Segment Start: Dataset entries
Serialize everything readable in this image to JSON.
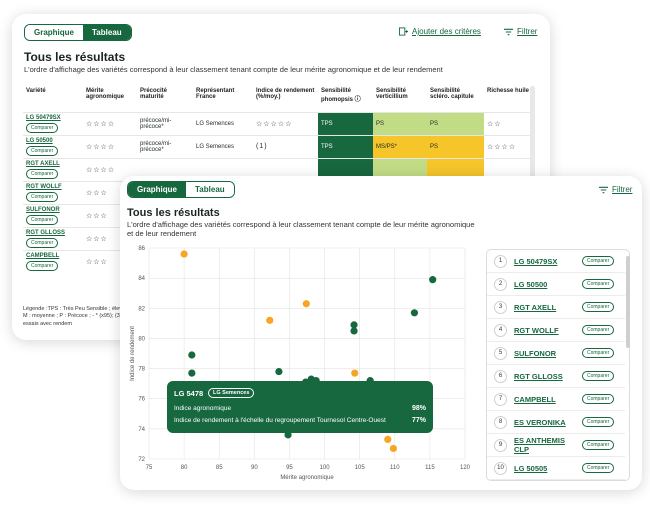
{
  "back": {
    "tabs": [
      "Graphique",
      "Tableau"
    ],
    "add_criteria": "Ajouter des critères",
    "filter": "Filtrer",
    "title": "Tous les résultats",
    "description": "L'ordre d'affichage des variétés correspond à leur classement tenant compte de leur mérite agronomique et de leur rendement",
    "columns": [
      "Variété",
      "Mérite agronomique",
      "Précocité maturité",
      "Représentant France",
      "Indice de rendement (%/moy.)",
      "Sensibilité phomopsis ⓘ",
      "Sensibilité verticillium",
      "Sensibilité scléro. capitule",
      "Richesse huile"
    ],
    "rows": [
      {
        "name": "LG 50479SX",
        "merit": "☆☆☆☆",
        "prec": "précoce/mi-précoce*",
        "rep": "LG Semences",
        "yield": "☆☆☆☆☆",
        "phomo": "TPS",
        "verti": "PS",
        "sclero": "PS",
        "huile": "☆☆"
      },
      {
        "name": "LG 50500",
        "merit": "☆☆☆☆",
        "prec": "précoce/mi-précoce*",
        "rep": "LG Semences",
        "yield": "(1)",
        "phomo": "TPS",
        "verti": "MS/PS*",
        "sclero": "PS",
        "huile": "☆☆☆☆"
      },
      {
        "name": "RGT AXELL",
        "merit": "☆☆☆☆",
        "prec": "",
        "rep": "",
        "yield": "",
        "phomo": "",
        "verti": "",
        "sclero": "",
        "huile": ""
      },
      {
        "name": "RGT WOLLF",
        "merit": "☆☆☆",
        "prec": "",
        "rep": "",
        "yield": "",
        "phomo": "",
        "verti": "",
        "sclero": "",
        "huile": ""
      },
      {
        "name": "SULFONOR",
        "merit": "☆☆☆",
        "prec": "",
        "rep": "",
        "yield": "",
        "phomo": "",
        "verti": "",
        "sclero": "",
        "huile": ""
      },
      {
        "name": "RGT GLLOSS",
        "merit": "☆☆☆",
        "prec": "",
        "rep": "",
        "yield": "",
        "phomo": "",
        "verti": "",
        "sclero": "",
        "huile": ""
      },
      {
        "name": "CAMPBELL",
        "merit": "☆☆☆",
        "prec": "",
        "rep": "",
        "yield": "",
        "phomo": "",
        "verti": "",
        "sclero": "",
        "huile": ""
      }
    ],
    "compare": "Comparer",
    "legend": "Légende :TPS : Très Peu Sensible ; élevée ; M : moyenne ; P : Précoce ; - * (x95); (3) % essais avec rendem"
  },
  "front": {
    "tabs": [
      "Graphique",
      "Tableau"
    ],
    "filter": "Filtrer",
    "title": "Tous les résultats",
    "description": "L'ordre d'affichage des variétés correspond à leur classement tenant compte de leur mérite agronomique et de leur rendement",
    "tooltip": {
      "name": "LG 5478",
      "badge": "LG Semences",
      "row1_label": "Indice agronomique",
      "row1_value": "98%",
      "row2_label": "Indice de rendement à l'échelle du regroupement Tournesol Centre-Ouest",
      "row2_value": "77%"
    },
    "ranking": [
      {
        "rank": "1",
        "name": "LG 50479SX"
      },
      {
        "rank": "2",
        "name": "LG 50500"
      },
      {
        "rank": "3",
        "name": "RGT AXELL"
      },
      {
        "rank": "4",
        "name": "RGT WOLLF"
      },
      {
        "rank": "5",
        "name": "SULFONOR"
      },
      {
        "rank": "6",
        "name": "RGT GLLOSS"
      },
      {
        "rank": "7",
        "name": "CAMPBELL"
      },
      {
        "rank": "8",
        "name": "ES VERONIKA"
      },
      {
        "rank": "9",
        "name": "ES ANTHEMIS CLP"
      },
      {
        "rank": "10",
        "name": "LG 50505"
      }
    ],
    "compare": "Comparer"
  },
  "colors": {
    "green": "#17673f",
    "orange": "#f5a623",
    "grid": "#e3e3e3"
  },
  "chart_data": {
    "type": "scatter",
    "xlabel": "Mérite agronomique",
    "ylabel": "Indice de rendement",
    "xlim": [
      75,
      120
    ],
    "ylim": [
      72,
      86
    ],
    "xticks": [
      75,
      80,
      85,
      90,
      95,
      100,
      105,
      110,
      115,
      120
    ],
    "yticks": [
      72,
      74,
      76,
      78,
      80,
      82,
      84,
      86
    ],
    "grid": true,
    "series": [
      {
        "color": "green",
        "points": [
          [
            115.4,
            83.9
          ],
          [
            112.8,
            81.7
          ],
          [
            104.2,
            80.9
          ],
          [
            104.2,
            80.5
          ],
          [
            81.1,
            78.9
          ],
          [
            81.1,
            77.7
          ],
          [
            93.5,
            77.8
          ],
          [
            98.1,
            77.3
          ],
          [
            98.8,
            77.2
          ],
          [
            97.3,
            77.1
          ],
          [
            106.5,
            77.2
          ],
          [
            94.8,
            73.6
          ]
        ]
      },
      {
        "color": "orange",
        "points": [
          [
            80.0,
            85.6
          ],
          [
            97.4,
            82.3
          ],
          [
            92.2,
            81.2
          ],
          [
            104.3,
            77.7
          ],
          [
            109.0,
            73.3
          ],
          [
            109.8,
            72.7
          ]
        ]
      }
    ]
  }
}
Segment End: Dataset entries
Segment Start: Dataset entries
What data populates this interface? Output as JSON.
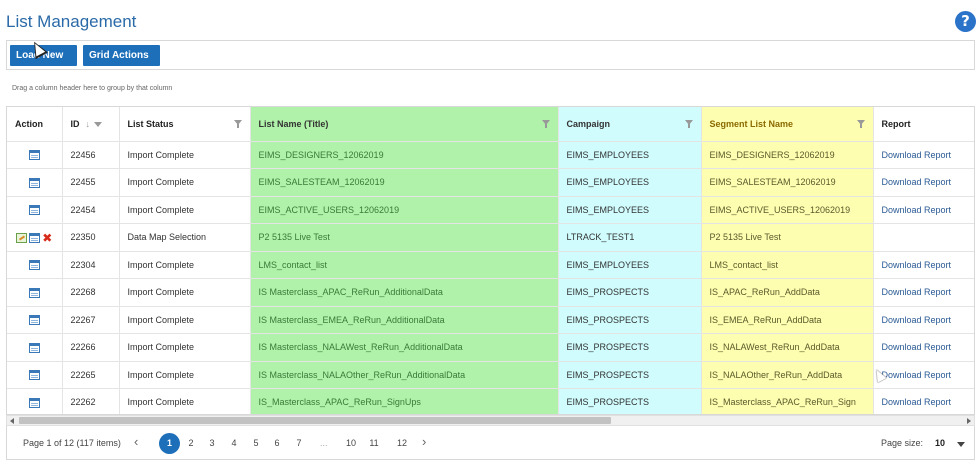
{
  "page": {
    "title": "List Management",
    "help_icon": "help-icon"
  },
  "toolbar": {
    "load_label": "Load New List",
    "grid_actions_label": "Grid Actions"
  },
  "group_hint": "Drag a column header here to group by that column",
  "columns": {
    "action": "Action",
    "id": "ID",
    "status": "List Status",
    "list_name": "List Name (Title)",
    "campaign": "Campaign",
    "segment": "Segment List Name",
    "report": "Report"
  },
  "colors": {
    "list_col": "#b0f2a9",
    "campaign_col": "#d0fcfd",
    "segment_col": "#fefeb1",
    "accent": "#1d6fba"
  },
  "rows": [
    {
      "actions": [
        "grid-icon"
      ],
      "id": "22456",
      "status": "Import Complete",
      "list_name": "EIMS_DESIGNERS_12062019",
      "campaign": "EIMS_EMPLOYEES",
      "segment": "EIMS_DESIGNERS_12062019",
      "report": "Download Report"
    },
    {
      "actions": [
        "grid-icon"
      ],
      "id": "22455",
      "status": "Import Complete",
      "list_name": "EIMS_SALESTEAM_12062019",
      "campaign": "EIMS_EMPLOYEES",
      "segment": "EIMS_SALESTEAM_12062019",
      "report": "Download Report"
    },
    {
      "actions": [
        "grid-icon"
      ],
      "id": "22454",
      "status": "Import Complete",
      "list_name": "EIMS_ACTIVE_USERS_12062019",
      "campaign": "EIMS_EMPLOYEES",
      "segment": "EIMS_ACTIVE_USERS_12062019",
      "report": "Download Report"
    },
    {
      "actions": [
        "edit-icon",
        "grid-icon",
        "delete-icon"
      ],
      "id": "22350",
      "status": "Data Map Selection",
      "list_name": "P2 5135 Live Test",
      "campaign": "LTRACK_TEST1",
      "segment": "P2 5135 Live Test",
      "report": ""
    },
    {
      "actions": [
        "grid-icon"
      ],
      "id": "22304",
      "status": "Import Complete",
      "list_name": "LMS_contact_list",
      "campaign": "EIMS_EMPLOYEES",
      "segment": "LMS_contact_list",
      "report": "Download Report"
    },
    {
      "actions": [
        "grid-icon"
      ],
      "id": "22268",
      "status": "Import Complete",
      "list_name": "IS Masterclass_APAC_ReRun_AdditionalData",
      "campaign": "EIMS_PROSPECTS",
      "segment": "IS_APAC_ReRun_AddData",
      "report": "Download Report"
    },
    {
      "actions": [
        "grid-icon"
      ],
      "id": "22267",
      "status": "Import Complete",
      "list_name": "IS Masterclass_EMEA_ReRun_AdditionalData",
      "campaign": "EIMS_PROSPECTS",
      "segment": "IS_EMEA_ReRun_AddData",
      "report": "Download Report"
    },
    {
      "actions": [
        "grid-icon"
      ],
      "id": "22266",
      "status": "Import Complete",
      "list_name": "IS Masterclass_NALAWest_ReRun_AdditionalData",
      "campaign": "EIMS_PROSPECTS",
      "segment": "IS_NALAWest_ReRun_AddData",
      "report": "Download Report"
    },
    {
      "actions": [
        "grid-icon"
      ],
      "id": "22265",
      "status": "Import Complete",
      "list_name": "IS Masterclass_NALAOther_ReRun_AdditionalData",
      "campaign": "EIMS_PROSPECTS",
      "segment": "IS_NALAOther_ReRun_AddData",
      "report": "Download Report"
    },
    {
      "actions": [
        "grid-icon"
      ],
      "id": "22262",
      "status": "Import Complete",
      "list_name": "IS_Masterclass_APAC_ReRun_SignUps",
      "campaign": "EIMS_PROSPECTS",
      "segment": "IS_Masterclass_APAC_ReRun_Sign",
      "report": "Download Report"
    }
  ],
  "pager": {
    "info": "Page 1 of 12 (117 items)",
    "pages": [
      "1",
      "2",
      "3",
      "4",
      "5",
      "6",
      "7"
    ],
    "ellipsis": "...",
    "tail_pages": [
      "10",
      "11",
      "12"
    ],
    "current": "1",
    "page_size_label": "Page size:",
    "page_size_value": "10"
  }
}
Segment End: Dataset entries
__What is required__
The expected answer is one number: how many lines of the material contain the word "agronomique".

__Your response__
5